══ RECORDS FOR THIS EXERCISE

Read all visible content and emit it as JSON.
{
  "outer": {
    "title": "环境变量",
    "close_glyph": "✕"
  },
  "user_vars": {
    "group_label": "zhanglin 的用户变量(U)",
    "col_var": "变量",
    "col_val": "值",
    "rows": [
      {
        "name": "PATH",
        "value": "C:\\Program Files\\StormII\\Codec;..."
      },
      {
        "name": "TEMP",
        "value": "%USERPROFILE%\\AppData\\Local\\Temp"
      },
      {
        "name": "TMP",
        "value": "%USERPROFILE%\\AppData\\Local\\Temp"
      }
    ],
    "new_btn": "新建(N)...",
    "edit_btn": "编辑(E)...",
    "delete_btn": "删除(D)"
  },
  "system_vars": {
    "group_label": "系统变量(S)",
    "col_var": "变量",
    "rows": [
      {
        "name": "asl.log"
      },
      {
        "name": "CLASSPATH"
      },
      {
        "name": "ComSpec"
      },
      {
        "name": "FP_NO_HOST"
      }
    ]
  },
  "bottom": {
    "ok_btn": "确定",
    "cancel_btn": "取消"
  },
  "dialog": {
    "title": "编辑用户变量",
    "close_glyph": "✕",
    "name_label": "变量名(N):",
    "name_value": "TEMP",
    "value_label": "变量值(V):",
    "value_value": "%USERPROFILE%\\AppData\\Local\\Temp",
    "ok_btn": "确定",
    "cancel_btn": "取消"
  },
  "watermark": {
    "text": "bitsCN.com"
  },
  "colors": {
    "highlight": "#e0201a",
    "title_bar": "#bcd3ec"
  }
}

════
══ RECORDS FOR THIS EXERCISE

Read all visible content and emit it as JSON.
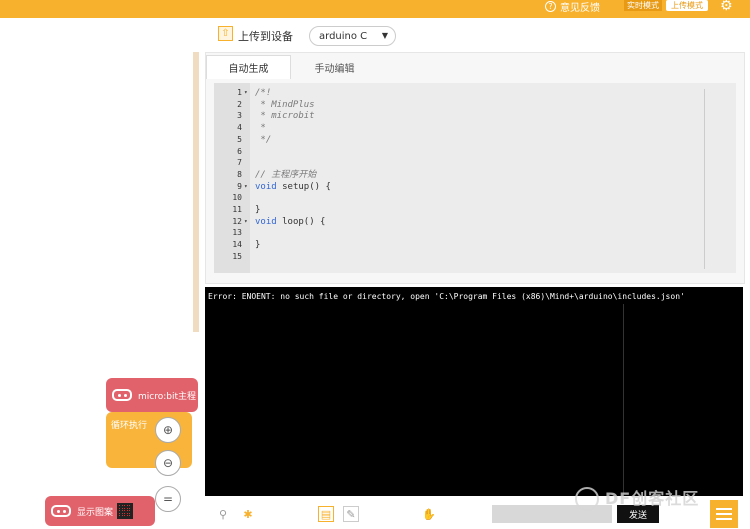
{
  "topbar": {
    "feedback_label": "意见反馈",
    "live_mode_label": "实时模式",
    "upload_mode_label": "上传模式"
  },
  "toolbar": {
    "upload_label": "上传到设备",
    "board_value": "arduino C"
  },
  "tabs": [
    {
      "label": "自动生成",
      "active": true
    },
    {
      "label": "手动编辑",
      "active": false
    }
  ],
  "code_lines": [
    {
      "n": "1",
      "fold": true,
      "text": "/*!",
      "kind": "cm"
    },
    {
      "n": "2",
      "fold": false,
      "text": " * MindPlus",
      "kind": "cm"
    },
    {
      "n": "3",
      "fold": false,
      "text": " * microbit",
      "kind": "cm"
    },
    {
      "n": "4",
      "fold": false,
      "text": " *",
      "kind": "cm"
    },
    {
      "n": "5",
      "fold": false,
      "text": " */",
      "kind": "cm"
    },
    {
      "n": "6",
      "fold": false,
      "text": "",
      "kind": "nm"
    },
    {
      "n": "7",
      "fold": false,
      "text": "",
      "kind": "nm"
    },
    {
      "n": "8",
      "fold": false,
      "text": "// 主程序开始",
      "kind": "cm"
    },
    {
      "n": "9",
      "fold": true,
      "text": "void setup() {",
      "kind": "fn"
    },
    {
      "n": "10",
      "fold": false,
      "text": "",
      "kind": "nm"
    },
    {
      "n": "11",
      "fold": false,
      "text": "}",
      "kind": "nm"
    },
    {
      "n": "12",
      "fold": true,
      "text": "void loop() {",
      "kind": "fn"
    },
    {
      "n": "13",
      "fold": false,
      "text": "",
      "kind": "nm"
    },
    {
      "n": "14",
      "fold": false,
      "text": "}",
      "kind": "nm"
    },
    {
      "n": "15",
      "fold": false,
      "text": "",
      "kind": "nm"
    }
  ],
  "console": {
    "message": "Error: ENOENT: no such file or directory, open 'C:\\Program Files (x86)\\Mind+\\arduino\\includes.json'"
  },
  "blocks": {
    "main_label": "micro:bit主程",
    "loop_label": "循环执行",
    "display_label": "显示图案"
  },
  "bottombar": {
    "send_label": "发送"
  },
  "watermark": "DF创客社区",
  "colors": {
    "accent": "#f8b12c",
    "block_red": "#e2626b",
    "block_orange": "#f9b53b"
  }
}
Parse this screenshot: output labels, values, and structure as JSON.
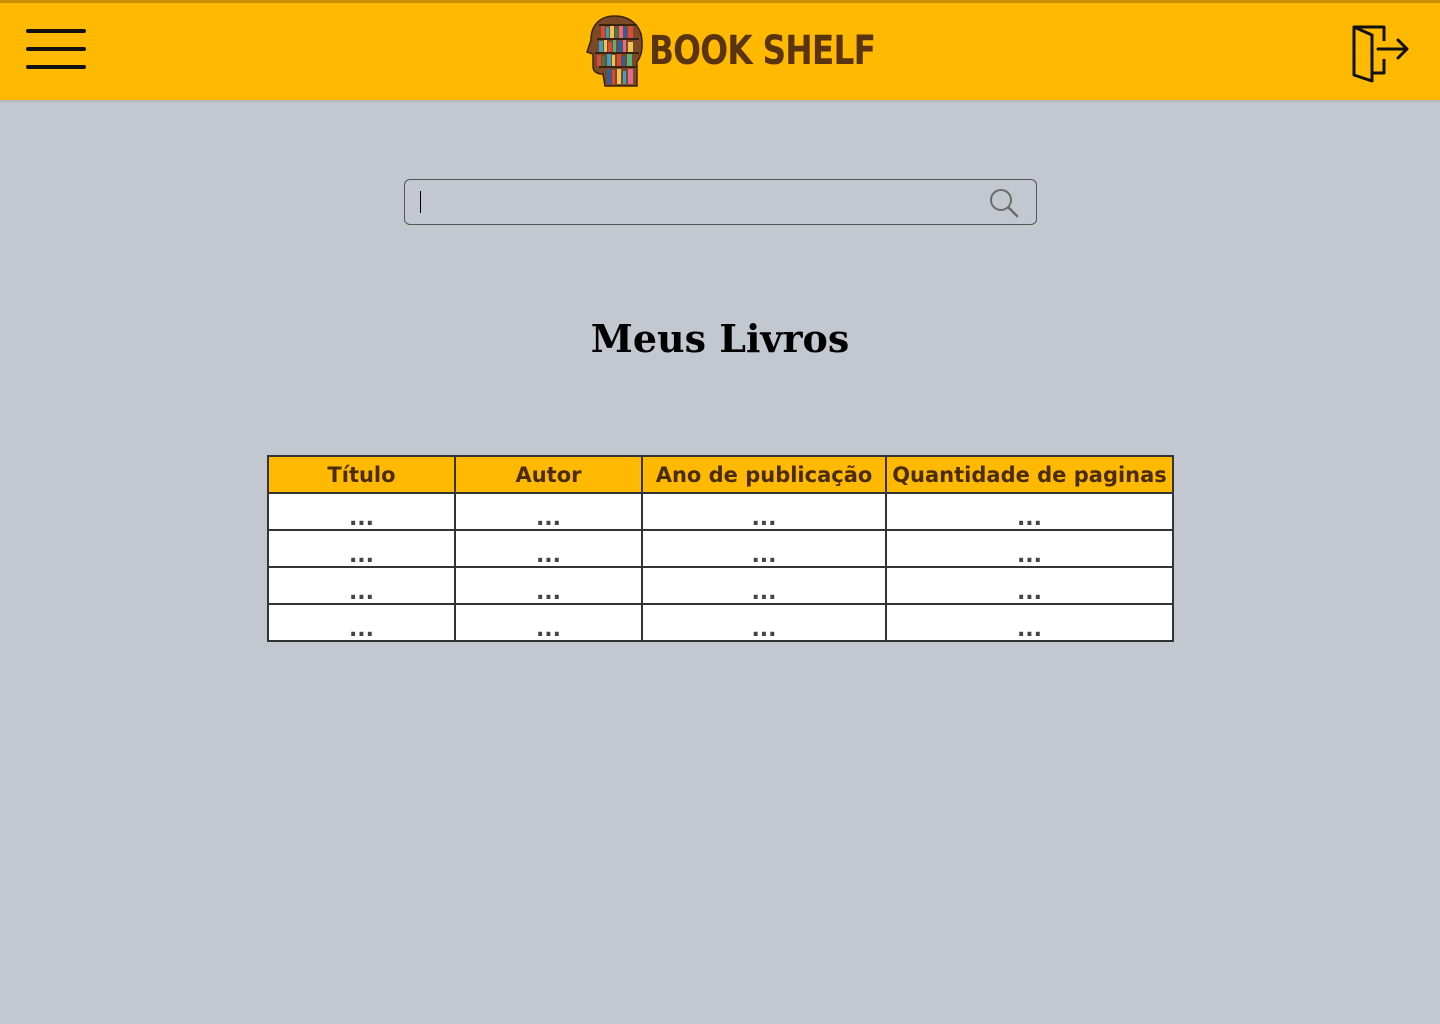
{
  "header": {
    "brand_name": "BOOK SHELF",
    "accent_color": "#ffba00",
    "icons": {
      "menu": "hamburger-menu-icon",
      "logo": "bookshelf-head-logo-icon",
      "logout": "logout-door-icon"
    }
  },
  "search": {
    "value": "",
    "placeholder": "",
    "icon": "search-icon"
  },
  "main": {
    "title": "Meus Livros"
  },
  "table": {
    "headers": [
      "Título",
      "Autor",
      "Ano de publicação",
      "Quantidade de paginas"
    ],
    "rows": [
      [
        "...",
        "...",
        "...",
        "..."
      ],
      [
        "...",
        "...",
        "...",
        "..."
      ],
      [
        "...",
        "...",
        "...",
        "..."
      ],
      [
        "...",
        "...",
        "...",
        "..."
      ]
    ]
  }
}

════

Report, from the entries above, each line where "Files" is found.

OUTPUT:
        "value": "C:\\Program Files\\StormII\\Codec;..."
    "message": "Error: ENOENT: no such file or directory, open 'C:\\Program Files (x86)\\Mind+\\arduino\\includes.json'"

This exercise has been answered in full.